There is absolutely no problem with using a context menu, and if it makes sense for your application (web or desktop) then go ahead and use it. The key thing is to make sure that every action in your context menu can be completed in another manner for those users that don't really "get" context menus (or for whatever reason don't use them).
Depending on the application, I would even go a step further and add keyboard shortcuts for certain commands as well. If you're getting to the point of setting up context menus, you are probably at the point where you are optimizing your interface, so keyboard shortcuts can only help with that more.
Generally I would suggest you not use right click menus, because just like you said: users are not aware of this menu's existence.
Jakob's Law of the Web User Experience states that "users spend most of their time on other websites." This is the biggest reason for you to use another solution
On the other hand, if it's a corporate app or an app where users need to study the UI anyway, or if the UI is like Excel or any other Office apps, you may try using a unique right click menu because in this case users would expect your app to function like the offline ones.

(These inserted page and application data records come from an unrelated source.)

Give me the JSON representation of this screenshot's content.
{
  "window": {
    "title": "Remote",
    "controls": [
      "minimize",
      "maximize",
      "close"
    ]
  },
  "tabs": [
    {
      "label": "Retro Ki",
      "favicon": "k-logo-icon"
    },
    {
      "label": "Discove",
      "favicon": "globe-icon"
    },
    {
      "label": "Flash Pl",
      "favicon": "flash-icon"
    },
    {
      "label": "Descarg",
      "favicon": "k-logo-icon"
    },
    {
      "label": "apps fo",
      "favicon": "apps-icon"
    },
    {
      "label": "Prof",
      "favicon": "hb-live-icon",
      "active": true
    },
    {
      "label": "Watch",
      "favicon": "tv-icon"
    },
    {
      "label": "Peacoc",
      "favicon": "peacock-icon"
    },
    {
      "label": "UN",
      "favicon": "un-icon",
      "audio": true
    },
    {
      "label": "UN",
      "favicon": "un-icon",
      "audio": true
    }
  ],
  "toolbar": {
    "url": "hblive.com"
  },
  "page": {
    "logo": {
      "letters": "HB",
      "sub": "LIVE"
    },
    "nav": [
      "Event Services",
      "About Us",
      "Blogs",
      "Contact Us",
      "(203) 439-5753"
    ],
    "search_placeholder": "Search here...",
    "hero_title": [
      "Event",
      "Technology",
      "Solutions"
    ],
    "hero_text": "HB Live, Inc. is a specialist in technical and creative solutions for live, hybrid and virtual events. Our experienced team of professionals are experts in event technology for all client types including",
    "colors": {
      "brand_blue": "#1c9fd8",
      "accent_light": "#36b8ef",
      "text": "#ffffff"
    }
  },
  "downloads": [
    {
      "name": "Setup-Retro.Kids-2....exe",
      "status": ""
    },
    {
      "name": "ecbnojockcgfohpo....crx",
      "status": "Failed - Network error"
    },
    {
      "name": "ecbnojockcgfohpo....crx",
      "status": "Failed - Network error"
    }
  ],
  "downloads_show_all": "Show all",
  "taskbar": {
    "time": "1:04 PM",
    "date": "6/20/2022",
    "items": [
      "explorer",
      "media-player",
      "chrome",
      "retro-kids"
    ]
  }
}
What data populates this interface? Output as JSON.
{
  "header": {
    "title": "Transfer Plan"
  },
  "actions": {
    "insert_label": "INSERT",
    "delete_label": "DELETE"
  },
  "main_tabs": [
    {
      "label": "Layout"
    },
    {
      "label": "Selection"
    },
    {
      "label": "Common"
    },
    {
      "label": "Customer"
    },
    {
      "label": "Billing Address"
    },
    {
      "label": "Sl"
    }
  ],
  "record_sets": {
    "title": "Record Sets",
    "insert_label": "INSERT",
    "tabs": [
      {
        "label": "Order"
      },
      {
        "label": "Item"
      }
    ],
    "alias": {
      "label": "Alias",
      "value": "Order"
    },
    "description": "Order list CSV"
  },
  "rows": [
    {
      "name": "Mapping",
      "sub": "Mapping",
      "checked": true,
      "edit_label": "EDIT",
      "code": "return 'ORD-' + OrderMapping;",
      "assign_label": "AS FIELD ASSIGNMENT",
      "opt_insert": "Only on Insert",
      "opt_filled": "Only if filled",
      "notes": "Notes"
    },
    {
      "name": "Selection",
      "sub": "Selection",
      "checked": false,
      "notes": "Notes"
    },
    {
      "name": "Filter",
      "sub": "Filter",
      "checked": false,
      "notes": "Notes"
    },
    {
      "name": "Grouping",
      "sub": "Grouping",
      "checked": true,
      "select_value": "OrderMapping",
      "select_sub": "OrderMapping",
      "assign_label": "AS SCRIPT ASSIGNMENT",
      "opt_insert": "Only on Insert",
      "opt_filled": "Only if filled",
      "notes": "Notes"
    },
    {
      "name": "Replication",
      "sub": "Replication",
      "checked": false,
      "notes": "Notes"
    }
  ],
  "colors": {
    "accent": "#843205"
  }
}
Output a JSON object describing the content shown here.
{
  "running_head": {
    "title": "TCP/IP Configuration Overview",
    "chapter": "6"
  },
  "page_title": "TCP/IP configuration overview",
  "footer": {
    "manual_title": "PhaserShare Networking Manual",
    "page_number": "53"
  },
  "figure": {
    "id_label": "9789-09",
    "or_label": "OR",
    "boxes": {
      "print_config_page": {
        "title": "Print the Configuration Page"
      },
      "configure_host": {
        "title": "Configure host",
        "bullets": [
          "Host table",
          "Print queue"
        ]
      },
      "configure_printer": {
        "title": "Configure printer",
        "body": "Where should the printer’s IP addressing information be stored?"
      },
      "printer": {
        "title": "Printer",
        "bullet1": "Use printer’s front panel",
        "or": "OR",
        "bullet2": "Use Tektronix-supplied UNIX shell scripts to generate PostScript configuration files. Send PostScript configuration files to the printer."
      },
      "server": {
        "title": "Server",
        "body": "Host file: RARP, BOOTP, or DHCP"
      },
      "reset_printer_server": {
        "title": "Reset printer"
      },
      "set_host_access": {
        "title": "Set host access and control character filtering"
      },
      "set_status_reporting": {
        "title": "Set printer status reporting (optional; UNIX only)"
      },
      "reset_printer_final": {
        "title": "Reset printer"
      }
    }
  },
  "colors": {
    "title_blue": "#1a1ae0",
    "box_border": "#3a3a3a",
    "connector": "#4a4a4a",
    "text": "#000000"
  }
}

It depends on the nature of your web app, and the true answer can only be bore out with proper user testing.
It should be fine if your app is an 'editor tool': If your app is a tool of some kind that has a 'canvas' or 'grid' like a document editor, spreadsheet, or drawing tool, then I suspect you'll find users will naturally expect the right click to work and be context-sensitive to your specific app's needs. That the browser menu drops down outside of the canvas area is fairly intuitive.
Well established existing precedents exist: E.g. most if not all of Google's online 'editor tools' (docs, spreadsheets, drawings etc) support right click.
PS labelling niggle: it's not a right click for left-handed users. Sadly, for the more sinister amongst us it is not a right click, but they are used to it being called this so I guess it's unavoidable really.